Collection entries:
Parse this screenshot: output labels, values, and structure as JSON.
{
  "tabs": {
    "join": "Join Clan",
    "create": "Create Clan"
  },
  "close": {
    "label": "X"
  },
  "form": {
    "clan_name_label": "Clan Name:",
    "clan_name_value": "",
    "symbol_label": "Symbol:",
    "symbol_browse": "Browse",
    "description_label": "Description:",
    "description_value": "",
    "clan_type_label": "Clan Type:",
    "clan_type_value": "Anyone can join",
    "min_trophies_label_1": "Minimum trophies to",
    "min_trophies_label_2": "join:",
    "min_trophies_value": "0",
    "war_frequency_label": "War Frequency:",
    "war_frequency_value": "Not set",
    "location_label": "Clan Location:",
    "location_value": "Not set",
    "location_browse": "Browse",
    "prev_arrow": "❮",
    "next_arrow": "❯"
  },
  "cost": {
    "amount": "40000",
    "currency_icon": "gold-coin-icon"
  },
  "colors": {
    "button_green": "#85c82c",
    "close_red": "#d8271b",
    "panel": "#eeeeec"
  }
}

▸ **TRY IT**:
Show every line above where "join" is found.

▸ **ANSWER SECTION**:
    "join": "Join Clan",
    "clan_type_value": "Anyone can join",
    "min_trophies_label_2": "join:",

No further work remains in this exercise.